Effectiveness of leucoreduction for removal of infectivity of transmissible spongiform encephalopathies from blood

Lancet. 2004 Aug 7-13;364(9433):529-31. doi: 10.1016/S0140-6736(04)16812-8.

Abstract

In 1999, the UK implemented universal leucoreduction as a precaution against transmission of variant Creutzfeldt-Jakob disease by transfusion of domestic blood or red blood cells. We aimed to assess how effectively leucoreduction reduced infectivity of transmissible spongiform encephalopathies (TSEs) in blood. 450 mL of whole blood collected and pooled from scrapie-infected hamsters was leucoreduced with a commercial filter. Blood cell concentrations were quantified, and infectivity titres measured. Blood cell recovery and white blood cell removal complied with American Association of Blood Banks standards. Leucofiltration removed 42% (SD 12) of the total TSE infectivity in endogenously infected blood.
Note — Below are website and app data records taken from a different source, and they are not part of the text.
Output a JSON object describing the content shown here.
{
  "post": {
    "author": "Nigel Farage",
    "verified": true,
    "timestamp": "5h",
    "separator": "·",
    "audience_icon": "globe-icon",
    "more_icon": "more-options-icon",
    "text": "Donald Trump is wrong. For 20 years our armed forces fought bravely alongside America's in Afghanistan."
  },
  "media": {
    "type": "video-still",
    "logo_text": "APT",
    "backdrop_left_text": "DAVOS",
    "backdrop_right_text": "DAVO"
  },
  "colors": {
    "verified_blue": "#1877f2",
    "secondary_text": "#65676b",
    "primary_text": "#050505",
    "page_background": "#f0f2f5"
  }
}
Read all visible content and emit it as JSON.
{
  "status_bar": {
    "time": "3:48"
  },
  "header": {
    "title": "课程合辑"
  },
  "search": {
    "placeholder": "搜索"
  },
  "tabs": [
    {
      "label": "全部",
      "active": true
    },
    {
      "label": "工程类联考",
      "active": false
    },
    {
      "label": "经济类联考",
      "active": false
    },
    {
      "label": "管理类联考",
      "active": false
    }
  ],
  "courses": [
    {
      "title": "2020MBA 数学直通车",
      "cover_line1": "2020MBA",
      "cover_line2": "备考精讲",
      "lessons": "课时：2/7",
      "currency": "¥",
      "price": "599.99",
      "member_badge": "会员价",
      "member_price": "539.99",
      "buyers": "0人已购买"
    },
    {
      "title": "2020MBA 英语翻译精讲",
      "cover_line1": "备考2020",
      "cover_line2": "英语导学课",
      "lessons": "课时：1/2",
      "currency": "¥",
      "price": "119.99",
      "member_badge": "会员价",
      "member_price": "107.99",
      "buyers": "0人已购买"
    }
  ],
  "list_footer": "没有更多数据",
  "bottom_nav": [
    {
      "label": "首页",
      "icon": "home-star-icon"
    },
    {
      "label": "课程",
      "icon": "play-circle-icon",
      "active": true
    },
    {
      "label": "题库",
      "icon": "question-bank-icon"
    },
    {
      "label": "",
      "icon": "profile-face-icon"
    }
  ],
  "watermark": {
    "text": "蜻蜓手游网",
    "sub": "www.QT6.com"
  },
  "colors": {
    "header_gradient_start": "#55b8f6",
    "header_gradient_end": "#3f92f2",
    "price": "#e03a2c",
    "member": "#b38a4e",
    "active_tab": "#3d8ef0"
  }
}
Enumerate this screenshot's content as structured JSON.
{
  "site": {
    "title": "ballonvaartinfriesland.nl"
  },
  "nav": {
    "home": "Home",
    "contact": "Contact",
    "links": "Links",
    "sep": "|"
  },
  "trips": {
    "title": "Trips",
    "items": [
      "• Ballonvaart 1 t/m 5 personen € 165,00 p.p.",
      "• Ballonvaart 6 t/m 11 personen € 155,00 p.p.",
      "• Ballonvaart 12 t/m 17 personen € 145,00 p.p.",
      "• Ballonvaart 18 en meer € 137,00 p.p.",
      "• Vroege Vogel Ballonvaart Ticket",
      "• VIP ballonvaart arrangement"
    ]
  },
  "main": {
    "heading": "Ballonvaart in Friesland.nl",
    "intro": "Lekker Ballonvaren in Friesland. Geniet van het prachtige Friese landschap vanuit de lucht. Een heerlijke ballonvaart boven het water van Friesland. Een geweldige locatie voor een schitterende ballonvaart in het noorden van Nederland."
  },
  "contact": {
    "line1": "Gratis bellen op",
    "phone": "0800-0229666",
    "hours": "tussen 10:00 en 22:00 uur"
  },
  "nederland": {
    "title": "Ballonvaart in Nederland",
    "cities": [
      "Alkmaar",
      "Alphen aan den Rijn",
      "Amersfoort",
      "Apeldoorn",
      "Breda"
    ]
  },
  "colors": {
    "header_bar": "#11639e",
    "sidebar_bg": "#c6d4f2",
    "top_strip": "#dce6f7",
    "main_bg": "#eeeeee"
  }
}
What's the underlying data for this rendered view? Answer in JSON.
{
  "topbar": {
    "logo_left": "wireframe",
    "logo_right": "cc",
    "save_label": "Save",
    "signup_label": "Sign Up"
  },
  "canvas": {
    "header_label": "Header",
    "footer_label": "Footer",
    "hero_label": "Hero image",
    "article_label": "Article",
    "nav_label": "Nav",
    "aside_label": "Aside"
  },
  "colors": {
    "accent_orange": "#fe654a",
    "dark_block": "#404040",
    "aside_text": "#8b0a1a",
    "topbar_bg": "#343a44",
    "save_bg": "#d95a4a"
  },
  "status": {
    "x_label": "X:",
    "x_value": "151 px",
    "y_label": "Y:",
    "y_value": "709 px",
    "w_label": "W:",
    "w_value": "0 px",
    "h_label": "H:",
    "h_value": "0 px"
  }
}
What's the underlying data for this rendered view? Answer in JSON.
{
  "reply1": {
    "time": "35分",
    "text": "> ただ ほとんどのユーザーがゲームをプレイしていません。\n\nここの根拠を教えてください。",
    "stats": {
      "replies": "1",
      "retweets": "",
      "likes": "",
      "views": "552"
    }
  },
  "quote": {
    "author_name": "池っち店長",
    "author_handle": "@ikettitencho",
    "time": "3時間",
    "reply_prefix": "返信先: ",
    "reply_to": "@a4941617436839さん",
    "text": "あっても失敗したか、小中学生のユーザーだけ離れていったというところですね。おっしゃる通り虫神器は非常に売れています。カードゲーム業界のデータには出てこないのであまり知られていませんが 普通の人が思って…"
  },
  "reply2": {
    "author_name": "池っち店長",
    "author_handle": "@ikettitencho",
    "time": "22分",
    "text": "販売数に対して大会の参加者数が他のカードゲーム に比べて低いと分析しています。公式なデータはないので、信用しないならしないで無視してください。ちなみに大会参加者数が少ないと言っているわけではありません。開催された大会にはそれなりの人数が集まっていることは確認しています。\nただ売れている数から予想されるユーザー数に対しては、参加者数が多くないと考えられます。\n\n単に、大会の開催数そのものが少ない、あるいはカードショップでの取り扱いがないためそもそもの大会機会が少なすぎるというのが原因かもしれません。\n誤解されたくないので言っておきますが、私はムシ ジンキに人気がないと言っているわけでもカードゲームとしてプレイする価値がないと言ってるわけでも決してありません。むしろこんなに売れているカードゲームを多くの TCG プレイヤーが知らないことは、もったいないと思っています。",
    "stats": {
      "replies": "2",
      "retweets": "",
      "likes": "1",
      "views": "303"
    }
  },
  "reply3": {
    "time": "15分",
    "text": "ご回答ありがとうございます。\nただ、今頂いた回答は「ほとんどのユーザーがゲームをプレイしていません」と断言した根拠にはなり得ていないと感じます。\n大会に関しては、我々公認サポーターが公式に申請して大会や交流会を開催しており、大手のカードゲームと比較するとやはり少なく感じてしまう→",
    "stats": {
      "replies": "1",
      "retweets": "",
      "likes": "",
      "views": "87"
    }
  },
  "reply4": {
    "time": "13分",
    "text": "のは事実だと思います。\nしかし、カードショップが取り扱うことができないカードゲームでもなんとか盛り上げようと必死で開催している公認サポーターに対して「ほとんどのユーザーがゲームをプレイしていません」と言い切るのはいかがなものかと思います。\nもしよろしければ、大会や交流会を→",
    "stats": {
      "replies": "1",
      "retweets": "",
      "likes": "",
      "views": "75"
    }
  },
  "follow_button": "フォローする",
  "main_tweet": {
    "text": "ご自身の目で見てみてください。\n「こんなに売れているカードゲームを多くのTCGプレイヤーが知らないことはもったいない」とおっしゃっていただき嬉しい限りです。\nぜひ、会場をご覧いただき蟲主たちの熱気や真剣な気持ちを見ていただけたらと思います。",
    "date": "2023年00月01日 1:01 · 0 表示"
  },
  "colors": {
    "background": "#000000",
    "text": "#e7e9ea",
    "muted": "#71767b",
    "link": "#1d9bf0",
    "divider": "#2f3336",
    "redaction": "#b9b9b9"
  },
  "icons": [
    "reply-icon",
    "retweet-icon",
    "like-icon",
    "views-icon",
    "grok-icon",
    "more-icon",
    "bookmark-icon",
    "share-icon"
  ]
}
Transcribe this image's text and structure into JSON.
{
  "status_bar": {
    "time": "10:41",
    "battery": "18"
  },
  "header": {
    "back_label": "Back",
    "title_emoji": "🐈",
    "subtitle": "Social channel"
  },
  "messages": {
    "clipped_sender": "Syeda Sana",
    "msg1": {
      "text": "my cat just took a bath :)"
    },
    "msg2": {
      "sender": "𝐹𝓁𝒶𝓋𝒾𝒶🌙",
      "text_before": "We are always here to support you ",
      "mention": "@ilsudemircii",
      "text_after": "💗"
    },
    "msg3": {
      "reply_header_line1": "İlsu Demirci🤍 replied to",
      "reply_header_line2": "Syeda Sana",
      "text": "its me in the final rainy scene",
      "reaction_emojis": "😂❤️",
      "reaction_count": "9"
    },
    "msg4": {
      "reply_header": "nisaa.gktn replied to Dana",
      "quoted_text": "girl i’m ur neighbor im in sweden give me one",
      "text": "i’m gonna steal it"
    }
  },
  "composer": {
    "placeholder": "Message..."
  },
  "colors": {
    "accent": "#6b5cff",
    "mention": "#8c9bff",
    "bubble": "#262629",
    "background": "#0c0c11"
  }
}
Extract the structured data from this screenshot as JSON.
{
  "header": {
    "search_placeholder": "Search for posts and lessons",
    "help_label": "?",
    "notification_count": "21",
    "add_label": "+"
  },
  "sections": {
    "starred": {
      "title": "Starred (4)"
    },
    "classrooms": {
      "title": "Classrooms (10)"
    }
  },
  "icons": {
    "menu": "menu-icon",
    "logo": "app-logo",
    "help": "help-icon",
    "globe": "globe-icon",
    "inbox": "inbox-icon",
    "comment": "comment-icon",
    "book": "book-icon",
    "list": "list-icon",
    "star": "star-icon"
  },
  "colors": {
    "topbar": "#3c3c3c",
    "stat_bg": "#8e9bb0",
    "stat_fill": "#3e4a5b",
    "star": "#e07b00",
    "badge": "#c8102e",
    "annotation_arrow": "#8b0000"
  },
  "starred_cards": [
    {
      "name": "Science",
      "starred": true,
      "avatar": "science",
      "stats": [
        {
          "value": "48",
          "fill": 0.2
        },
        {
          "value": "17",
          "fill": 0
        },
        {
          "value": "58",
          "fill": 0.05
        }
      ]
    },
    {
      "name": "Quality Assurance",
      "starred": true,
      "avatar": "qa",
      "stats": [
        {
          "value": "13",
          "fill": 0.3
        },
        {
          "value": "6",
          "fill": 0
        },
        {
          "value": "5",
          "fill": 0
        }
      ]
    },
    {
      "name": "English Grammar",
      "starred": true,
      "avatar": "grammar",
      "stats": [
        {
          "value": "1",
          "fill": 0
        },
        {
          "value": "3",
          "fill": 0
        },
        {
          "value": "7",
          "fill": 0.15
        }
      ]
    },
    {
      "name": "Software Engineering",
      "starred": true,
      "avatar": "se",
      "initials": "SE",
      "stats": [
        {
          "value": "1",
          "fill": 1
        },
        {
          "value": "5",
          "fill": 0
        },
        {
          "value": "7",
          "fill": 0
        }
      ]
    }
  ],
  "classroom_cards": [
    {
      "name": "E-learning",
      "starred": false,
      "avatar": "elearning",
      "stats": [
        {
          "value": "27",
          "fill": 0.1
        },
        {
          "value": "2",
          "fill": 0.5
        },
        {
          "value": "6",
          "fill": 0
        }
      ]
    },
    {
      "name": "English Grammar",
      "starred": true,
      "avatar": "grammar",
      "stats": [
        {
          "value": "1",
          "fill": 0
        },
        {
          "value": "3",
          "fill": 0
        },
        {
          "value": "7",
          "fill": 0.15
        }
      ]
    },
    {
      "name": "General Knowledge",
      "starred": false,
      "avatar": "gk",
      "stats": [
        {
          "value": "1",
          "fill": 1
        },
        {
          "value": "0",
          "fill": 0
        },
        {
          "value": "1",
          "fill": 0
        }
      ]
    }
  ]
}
Leucoreduction is necessary for the removal of white-cell-associated TSE infectivity from blood; however, it is not, by itself, sufficient to remove all blood-borne TSE infectivity.

Publication types

  • Research Support, Non-U.S. Gov't
  • Research Support, U.S. Gov't, P.H.S.

MeSH terms

  • Animals
  • Blood Transfusion*
  • Creutzfeldt-Jakob Syndrome / prevention & control*
  • Creutzfeldt-Jakob Syndrome / transmission
  • Cricetinae
  • Leukapheresis*
  • Transfusion Reaction